Your assignment - Could you return all of the data exactly as given?

Supplied material Block Start

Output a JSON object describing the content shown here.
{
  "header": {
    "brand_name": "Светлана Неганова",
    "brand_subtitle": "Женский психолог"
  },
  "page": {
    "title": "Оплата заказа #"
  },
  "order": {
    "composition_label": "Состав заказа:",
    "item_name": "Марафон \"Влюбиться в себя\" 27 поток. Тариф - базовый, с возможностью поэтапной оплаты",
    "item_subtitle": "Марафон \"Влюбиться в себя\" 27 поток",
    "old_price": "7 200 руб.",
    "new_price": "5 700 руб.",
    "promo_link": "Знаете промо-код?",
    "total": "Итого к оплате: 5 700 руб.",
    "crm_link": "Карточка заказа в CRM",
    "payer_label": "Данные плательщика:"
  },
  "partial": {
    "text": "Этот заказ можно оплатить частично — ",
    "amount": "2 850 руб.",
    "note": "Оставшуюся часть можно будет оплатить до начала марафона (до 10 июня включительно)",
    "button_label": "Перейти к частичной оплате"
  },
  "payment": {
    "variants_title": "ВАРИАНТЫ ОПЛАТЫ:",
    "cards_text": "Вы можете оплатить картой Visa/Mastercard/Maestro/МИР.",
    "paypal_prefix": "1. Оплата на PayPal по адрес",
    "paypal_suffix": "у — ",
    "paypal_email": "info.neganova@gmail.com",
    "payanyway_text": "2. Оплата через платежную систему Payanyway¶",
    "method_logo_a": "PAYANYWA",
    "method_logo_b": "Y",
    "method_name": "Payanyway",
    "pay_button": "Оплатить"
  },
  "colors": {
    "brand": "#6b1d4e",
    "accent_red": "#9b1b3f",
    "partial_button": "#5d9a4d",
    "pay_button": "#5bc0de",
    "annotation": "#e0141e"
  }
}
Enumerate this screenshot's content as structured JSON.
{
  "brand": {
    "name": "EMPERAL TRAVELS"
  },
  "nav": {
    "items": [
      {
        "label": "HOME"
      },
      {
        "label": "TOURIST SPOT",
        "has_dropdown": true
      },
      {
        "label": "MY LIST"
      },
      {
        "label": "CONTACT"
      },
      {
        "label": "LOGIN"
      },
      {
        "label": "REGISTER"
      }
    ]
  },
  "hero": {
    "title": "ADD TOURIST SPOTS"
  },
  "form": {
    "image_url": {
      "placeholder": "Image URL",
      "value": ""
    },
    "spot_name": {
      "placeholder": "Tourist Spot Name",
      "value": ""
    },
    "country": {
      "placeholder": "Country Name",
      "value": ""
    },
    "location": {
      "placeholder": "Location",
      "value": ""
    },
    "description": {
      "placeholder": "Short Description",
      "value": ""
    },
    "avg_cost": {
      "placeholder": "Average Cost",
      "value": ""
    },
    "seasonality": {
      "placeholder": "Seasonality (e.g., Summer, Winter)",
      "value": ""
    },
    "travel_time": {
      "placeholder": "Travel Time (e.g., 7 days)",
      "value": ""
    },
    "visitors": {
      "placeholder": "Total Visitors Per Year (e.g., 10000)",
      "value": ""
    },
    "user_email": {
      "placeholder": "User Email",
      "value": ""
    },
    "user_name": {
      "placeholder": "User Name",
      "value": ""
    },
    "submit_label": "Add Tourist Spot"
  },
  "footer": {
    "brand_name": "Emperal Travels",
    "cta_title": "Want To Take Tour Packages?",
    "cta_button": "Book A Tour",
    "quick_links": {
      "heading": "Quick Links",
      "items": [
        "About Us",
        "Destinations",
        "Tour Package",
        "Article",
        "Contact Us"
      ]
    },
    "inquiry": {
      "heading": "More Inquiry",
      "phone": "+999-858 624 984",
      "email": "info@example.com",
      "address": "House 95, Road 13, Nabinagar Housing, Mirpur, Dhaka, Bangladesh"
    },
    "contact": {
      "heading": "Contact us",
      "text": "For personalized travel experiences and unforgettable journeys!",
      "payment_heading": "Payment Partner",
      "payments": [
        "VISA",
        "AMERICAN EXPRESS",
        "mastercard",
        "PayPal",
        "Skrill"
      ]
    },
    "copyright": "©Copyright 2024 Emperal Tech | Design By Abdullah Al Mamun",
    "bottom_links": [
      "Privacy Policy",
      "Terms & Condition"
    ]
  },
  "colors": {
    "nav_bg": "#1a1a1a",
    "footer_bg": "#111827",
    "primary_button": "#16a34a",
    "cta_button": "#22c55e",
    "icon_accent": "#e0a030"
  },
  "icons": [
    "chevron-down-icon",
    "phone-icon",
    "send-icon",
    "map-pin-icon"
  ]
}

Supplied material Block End

Your response -
Output a JSON object describing the content shown here.
{
  "header": {
    "brand_name": "Светлана Неганова",
    "brand_subtitle": "Женский психолог"
  },
  "page": {
    "title": "Оплата заказа #"
  },
  "order": {
    "composition_label": "Состав заказа:",
    "item_name": "Марафон \"Влюбиться в себя\" 27 поток. Тариф - базовый, с возможностью поэтапной оплаты",
    "item_subtitle": "Марафон \"Влюбиться в себя\" 27 поток",
    "old_price": "7 200 руб.",
    "new_price": "5 700 руб.",
    "promo_link": "Знаете промо-код?",
    "total": "Итого к оплате: 5 700 руб.",
    "crm_link": "Карточка заказа в CRM",
    "payer_label": "Данные плательщика:"
  },
  "partial": {
    "text": "Этот заказ можно оплатить частично — ",
    "amount": "2 850 руб.",
    "note": "Оставшуюся часть можно будет оплатить до начала марафона (до 10 июня включительно)",
    "button_label": "Перейти к частичной оплате"
  },
  "payment": {
    "variants_title": "ВАРИАНТЫ ОПЛАТЫ:",
    "cards_text": "Вы можете оплатить картой Visa/Mastercard/Maestro/МИР.",
    "paypal_prefix": "1. Оплата на PayPal по адрес",
    "paypal_suffix": "у — ",
    "paypal_email": "info.neganova@gmail.com",
    "payanyway_text": "2. Оплата через платежную систему Payanyway¶",
    "method_logo_a": "PAYANYWA",
    "method_logo_b": "Y",
    "method_name": "Payanyway",
    "pay_button": "Оплатить"
  },
  "colors": {
    "brand": "#6b1d4e",
    "accent_red": "#9b1b3f",
    "partial_button": "#5d9a4d",
    "pay_button": "#5bc0de",
    "annotation": "#e0141e"
  }
}
Enumerate this screenshot's content as structured JSON.
{
  "brand": {
    "name": "EMPERAL TRAVELS"
  },
  "nav": {
    "items": [
      {
        "label": "HOME"
      },
      {
        "label": "TOURIST SPOT",
        "has_dropdown": true
      },
      {
        "label": "MY LIST"
      },
      {
        "label": "CONTACT"
      },
      {
        "label": "LOGIN"
      },
      {
        "label": "REGISTER"
      }
    ]
  },
  "hero": {
    "title": "ADD TOURIST SPOTS"
  },
  "form": {
    "image_url": {
      "placeholder": "Image URL",
      "value": ""
    },
    "spot_name": {
      "placeholder": "Tourist Spot Name",
      "value": ""
    },
    "country": {
      "placeholder": "Country Name",
      "value": ""
    },
    "location": {
      "placeholder": "Location",
      "value": ""
    },
    "description": {
      "placeholder": "Short Description",
      "value": ""
    },
    "avg_cost": {
      "placeholder": "Average Cost",
      "value": ""
    },
    "seasonality": {
      "placeholder": "Seasonality (e.g., Summer, Winter)",
      "value": ""
    },
    "travel_time": {
      "placeholder": "Travel Time (e.g., 7 days)",
      "value": ""
    },
    "visitors": {
      "placeholder": "Total Visitors Per Year (e.g., 10000)",
      "value": ""
    },
    "user_email": {
      "placeholder": "User Email",
      "value": ""
    },
    "user_name": {
      "placeholder": "User Name",
      "value": ""
    },
    "submit_label": "Add Tourist Spot"
  },
  "footer": {
    "brand_name": "Emperal Travels",
    "cta_title": "Want To Take Tour Packages?",
    "cta_button": "Book A Tour",
    "quick_links": {
      "heading": "Quick Links",
      "items": [
        "About Us",
        "Destinations",
        "Tour Package",
        "Article",
        "Contact Us"
      ]
    },
    "inquiry": {
      "heading": "More Inquiry",
      "phone": "+999-858 624 984",
      "email": "info@example.com",
      "address": "House 95, Road 13, Nabinagar Housing, Mirpur, Dhaka, Bangladesh"
    },
    "contact": {
      "heading": "Contact us",
      "text": "For personalized travel experiences and unforgettable journeys!",
      "payment_heading": "Payment Partner",
      "payments": [
        "VISA",
        "AMERICAN EXPRESS",
        "mastercard",
        "PayPal",
        "Skrill"
      ]
    },
    "copyright": "©Copyright 2024 Emperal Tech | Design By Abdullah Al Mamun",
    "bottom_links": [
      "Privacy Policy",
      "Terms & Condition"
    ]
  },
  "colors": {
    "nav_bg": "#1a1a1a",
    "footer_bg": "#111827",
    "primary_button": "#16a34a",
    "cta_button": "#22c55e",
    "icon_accent": "#e0a030"
  },
  "icons": [
    "chevron-down-icon",
    "phone-icon",
    "send-icon",
    "map-pin-icon"
  ]
}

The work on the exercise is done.